(Interface dataset entries)
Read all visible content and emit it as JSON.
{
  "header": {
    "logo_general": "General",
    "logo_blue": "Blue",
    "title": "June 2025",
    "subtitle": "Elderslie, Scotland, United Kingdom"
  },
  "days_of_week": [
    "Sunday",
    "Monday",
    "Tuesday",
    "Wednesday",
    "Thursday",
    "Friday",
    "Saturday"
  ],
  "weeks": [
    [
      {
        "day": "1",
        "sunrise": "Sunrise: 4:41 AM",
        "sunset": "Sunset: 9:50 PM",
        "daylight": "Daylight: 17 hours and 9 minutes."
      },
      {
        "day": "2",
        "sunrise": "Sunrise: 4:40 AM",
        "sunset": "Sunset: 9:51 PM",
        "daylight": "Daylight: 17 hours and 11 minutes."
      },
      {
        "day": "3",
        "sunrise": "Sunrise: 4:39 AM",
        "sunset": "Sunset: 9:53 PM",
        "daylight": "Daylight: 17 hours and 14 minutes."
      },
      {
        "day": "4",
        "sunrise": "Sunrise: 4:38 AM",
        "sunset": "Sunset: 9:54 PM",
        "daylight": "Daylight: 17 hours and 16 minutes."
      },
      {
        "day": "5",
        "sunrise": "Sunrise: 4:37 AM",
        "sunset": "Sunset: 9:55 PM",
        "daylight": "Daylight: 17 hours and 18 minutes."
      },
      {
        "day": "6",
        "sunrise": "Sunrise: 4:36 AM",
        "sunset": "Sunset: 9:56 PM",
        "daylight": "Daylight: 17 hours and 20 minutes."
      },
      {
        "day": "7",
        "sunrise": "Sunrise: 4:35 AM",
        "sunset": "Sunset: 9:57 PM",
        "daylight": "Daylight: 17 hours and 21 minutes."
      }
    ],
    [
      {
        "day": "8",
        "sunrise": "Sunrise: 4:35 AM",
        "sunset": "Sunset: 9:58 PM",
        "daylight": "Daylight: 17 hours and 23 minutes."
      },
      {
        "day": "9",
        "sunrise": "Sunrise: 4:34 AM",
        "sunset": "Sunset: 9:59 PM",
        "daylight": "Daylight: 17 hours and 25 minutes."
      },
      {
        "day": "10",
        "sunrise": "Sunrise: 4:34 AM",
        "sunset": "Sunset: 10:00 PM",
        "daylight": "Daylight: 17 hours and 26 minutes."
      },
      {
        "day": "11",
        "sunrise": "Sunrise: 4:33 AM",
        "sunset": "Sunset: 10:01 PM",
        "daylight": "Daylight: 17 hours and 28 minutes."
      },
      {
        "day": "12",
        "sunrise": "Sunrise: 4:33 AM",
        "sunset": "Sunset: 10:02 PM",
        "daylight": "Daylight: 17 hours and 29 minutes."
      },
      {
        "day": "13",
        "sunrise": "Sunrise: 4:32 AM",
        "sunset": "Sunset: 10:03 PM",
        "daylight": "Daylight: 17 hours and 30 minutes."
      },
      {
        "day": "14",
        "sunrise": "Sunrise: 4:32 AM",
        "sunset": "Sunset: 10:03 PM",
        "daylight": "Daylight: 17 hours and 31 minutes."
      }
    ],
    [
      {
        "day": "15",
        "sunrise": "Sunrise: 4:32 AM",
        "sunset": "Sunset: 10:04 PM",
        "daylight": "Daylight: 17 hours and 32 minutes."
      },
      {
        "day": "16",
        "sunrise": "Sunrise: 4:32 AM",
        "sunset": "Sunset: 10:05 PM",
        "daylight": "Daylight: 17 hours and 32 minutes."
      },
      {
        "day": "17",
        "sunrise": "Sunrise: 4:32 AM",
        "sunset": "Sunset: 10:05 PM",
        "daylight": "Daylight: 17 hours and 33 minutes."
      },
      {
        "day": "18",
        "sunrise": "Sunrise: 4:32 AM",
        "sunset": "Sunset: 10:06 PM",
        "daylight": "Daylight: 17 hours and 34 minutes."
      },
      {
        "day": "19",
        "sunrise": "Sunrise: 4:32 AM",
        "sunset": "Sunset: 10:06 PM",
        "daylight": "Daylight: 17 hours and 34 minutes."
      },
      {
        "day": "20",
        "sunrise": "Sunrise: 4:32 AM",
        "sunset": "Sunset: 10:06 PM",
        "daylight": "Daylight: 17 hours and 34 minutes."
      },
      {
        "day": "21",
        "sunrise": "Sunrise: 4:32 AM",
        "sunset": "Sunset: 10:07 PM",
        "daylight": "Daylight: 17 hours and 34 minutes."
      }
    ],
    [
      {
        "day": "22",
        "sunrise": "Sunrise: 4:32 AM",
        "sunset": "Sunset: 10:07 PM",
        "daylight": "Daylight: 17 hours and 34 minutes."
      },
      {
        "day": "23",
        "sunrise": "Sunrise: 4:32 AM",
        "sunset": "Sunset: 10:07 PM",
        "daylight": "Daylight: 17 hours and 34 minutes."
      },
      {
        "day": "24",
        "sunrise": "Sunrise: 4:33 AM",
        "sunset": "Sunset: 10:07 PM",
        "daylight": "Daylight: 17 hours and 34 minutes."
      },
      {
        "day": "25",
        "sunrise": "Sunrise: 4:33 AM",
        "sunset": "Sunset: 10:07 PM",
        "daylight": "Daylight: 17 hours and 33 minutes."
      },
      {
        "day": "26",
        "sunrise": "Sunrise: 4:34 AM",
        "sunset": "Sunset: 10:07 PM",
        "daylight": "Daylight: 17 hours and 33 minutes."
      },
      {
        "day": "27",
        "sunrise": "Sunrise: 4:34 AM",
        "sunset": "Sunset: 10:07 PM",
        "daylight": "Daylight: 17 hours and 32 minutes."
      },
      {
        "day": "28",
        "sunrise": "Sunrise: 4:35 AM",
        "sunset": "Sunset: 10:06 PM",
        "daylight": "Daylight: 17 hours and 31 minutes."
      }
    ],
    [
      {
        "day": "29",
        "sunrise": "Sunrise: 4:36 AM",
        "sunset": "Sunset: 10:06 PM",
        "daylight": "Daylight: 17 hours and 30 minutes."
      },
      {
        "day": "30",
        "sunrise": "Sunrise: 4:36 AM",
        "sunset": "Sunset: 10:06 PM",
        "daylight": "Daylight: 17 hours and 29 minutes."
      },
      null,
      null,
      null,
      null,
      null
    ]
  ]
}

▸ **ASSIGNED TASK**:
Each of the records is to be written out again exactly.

▸ **RESULT FOR THIS TASK**:
Read all visible content and emit it as JSON.
{
  "header": {
    "logo_general": "General",
    "logo_blue": "Blue",
    "title": "June 2025",
    "subtitle": "Elderslie, Scotland, United Kingdom"
  },
  "days_of_week": [
    "Sunday",
    "Monday",
    "Tuesday",
    "Wednesday",
    "Thursday",
    "Friday",
    "Saturday"
  ],
  "weeks": [
    [
      {
        "day": "1",
        "sunrise": "Sunrise: 4:41 AM",
        "sunset": "Sunset: 9:50 PM",
        "daylight": "Daylight: 17 hours and 9 minutes."
      },
      {
        "day": "2",
        "sunrise": "Sunrise: 4:40 AM",
        "sunset": "Sunset: 9:51 PM",
        "daylight": "Daylight: 17 hours and 11 minutes."
      },
      {
        "day": "3",
        "sunrise": "Sunrise: 4:39 AM",
        "sunset": "Sunset: 9:53 PM",
        "daylight": "Daylight: 17 hours and 14 minutes."
      },
      {
        "day": "4",
        "sunrise": "Sunrise: 4:38 AM",
        "sunset": "Sunset: 9:54 PM",
        "daylight": "Daylight: 17 hours and 16 minutes."
      },
      {
        "day": "5",
        "sunrise": "Sunrise: 4:37 AM",
        "sunset": "Sunset: 9:55 PM",
        "daylight": "Daylight: 17 hours and 18 minutes."
      },
      {
        "day": "6",
        "sunrise": "Sunrise: 4:36 AM",
        "sunset": "Sunset: 9:56 PM",
        "daylight": "Daylight: 17 hours and 20 minutes."
      },
      {
        "day": "7",
        "sunrise": "Sunrise: 4:35 AM",
        "sunset": "Sunset: 9:57 PM",
        "daylight": "Daylight: 17 hours and 21 minutes."
      }
    ],
    [
      {
        "day": "8",
        "sunrise": "Sunrise: 4:35 AM",
        "sunset": "Sunset: 9:58 PM",
        "daylight": "Daylight: 17 hours and 23 minutes."
      },
      {
        "day": "9",
        "sunrise": "Sunrise: 4:34 AM",
        "sunset": "Sunset: 9:59 PM",
        "daylight": "Daylight: 17 hours and 25 minutes."
      },
      {
        "day": "10",
        "sunrise": "Sunrise: 4:34 AM",
        "sunset": "Sunset: 10:00 PM",
        "daylight": "Daylight: 17 hours and 26 minutes."
      },
      {
        "day": "11",
        "sunrise": "Sunrise: 4:33 AM",
        "sunset": "Sunset: 10:01 PM",
        "daylight": "Daylight: 17 hours and 28 minutes."
      },
      {
        "day": "12",
        "sunrise": "Sunrise: 4:33 AM",
        "sunset": "Sunset: 10:02 PM",
        "daylight": "Daylight: 17 hours and 29 minutes."
      },
      {
        "day": "13",
        "sunrise": "Sunrise: 4:32 AM",
        "sunset": "Sunset: 10:03 PM",
        "daylight": "Daylight: 17 hours and 30 minutes."
      },
      {
        "day": "14",
        "sunrise": "Sunrise: 4:32 AM",
        "sunset": "Sunset: 10:03 PM",
        "daylight": "Daylight: 17 hours and 31 minutes."
      }
    ],
    [
      {
        "day": "15",
        "sunrise": "Sunrise: 4:32 AM",
        "sunset": "Sunset: 10:04 PM",
        "daylight": "Daylight: 17 hours and 32 minutes."
      },
      {
        "day": "16",
        "sunrise": "Sunrise: 4:32 AM",
        "sunset": "Sunset: 10:05 PM",
        "daylight": "Daylight: 17 hours and 32 minutes."
      },
      {
        "day": "17",
        "sunrise": "Sunrise: 4:32 AM",
        "sunset": "Sunset: 10:05 PM",
        "daylight": "Daylight: 17 hours and 33 minutes."
      },
      {
        "day": "18",
        "sunrise": "Sunrise: 4:32 AM",
        "sunset": "Sunset: 10:06 PM",
        "daylight": "Daylight: 17 hours and 34 minutes."
      },
      {
        "day": "19",
        "sunrise": "Sunrise: 4:32 AM",
        "sunset": "Sunset: 10:06 PM",
        "daylight": "Daylight: 17 hours and 34 minutes."
      },
      {
        "day": "20",
        "sunrise": "Sunrise: 4:32 AM",
        "sunset": "Sunset: 10:06 PM",
        "daylight": "Daylight: 17 hours and 34 minutes."
      },
      {
        "day": "21",
        "sunrise": "Sunrise: 4:32 AM",
        "sunset": "Sunset: 10:07 PM",
        "daylight": "Daylight: 17 hours and 34 minutes."
      }
    ],
    [
      {
        "day": "22",
        "sunrise": "Sunrise: 4:32 AM",
        "sunset": "Sunset: 10:07 PM",
        "daylight": "Daylight: 17 hours and 34 minutes."
      },
      {
        "day": "23",
        "sunrise": "Sunrise: 4:32 AM",
        "sunset": "Sunset: 10:07 PM",
        "daylight": "Daylight: 17 hours and 34 minutes."
      },
      {
        "day": "24",
        "sunrise": "Sunrise: 4:33 AM",
        "sunset": "Sunset: 10:07 PM",
        "daylight": "Daylight: 17 hours and 34 minutes."
      },
      {
        "day": "25",
        "sunrise": "Sunrise: 4:33 AM",
        "sunset": "Sunset: 10:07 PM",
        "daylight": "Daylight: 17 hours and 33 minutes."
      },
      {
        "day": "26",
        "sunrise": "Sunrise: 4:34 AM",
        "sunset": "Sunset: 10:07 PM",
        "daylight": "Daylight: 17 hours and 33 minutes."
      },
      {
        "day": "27",
        "sunrise": "Sunrise: 4:34 AM",
        "sunset": "Sunset: 10:07 PM",
        "daylight": "Daylight: 17 hours and 32 minutes."
      },
      {
        "day": "28",
        "sunrise": "Sunrise: 4:35 AM",
        "sunset": "Sunset: 10:06 PM",
        "daylight": "Daylight: 17 hours and 31 minutes."
      }
    ],
    [
      {
        "day": "29",
        "sunrise": "Sunrise: 4:36 AM",
        "sunset": "Sunset: 10:06 PM",
        "daylight": "Daylight: 17 hours and 30 minutes."
      },
      {
        "day": "30",
        "sunrise": "Sunrise: 4:36 AM",
        "sunset": "Sunset: 10:06 PM",
        "daylight": "Daylight: 17 hours and 29 minutes."
      },
      null,
      null,
      null,
      null,
      null
    ]
  ]
}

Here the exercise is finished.